Work task: In the data below, find every line with the word "structured" and copy it.

# # #

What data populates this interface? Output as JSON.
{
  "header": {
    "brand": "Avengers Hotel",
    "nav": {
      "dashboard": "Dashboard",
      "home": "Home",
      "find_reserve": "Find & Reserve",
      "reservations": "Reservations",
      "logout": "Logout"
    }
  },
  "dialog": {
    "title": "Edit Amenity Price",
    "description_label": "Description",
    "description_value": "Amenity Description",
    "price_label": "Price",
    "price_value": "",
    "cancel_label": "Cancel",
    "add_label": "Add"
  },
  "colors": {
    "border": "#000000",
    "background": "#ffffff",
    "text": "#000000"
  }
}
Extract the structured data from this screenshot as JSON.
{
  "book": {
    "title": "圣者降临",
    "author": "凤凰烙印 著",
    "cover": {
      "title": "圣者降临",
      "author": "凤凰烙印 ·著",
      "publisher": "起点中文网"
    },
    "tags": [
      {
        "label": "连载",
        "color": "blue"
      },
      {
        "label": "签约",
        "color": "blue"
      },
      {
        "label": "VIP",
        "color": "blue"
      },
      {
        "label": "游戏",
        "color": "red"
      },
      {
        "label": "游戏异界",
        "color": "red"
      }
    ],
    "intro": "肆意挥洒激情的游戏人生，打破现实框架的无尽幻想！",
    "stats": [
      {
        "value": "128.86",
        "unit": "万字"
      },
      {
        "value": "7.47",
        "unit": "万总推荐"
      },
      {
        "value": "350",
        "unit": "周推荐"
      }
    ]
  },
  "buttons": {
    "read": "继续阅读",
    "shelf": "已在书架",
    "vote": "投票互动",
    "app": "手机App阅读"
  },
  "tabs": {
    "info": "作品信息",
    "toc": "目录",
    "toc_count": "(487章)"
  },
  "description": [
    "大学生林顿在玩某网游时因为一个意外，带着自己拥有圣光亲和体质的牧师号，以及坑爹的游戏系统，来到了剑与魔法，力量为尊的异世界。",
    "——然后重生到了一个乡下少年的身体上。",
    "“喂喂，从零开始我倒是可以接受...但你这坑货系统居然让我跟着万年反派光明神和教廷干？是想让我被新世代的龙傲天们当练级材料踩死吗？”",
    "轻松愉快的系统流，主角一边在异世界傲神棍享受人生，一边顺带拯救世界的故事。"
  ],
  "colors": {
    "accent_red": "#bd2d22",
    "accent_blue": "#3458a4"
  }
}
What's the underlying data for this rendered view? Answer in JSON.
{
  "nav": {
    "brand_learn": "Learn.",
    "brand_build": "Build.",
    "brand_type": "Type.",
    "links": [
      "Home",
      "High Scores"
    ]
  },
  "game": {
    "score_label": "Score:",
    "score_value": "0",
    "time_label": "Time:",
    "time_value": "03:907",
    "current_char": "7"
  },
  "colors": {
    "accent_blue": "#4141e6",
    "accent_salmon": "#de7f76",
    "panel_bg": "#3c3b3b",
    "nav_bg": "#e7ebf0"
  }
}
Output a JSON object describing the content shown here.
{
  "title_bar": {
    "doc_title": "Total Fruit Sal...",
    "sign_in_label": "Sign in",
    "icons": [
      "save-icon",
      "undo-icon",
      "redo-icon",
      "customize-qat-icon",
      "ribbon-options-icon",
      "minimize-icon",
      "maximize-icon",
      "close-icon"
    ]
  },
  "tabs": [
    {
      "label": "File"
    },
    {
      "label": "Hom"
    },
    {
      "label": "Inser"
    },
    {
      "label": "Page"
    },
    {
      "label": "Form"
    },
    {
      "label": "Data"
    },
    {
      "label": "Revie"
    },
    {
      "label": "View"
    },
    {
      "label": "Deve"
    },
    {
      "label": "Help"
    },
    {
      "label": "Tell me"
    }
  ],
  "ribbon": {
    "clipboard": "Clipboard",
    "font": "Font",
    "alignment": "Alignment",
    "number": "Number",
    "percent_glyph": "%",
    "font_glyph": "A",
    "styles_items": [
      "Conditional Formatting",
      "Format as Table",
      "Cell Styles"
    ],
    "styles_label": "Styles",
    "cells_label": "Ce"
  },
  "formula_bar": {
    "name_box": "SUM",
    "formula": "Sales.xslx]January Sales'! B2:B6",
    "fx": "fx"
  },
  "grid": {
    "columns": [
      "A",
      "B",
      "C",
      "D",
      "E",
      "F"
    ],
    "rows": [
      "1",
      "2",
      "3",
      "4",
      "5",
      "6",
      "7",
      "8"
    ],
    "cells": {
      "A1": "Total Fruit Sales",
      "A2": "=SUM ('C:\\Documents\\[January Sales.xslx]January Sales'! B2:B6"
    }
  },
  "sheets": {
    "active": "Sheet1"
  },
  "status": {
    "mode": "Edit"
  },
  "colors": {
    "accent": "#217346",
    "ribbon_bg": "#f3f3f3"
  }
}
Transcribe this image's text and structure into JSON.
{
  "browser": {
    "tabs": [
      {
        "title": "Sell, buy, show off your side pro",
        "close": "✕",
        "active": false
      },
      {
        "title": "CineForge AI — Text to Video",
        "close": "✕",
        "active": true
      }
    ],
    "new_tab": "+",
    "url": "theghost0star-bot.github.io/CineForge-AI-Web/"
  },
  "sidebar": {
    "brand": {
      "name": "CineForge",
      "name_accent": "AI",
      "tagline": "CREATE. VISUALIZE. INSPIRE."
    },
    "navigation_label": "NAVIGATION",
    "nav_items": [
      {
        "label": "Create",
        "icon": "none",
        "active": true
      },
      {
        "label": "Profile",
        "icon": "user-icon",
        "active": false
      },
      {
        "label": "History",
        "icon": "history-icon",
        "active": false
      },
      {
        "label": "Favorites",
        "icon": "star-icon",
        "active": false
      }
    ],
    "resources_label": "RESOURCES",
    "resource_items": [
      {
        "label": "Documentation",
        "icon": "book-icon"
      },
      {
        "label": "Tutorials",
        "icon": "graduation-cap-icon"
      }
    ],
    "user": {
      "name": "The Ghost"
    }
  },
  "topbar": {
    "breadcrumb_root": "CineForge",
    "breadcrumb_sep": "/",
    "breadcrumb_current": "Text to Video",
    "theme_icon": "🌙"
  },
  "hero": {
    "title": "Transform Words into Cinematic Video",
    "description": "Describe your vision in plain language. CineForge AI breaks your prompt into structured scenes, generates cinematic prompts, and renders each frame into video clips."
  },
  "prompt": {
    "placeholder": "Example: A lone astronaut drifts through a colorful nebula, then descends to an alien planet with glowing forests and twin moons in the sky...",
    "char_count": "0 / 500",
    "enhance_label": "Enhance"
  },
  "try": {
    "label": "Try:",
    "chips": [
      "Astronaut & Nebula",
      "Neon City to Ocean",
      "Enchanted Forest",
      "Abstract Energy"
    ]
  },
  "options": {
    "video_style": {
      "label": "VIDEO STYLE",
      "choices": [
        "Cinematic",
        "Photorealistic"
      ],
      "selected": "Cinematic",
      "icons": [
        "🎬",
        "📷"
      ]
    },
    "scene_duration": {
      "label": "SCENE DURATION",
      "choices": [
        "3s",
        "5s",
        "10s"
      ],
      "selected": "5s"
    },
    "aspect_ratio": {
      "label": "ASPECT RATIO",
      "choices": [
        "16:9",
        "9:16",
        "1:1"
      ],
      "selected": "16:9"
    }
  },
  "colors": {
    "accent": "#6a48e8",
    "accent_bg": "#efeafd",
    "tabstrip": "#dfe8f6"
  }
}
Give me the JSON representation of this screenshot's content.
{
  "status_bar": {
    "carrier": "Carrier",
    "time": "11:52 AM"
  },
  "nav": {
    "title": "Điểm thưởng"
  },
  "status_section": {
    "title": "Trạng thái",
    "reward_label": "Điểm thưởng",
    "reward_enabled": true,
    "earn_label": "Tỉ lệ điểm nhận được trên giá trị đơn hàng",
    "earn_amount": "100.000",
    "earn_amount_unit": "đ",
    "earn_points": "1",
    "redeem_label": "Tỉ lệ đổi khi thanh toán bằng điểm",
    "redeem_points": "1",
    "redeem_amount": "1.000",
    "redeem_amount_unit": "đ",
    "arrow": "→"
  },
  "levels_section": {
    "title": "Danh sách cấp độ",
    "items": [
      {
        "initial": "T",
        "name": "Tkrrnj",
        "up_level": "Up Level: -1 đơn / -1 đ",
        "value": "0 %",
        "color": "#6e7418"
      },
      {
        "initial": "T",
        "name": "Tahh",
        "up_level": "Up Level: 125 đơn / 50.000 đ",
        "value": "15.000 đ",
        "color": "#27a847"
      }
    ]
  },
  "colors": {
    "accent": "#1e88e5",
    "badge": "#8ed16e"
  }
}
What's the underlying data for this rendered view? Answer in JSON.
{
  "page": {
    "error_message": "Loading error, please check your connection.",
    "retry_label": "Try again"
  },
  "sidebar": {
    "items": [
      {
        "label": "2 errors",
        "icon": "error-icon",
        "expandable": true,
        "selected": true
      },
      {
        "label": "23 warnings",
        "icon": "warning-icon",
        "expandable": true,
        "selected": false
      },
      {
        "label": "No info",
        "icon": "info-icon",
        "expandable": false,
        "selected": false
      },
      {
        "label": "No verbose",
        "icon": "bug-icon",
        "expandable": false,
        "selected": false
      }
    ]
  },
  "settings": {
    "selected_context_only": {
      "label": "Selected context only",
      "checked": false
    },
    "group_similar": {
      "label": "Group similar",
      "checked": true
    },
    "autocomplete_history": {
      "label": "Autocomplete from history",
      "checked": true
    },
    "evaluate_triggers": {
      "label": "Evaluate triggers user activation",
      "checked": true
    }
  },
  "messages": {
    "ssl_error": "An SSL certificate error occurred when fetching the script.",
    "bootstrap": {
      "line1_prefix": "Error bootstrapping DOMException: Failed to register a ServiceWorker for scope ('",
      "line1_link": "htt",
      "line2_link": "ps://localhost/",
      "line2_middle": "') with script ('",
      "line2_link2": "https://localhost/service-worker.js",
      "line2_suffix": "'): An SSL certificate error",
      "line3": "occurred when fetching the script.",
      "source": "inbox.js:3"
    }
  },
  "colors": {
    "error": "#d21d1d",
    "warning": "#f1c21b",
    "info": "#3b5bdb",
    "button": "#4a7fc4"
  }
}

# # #

Worked solution:
Extract the structured data from this screenshot as JSON.
    "description": "Describe your vision in plain language. CineForge AI breaks your prompt into structured scenes, generates cinematic prompts, and renders each frame into video clips."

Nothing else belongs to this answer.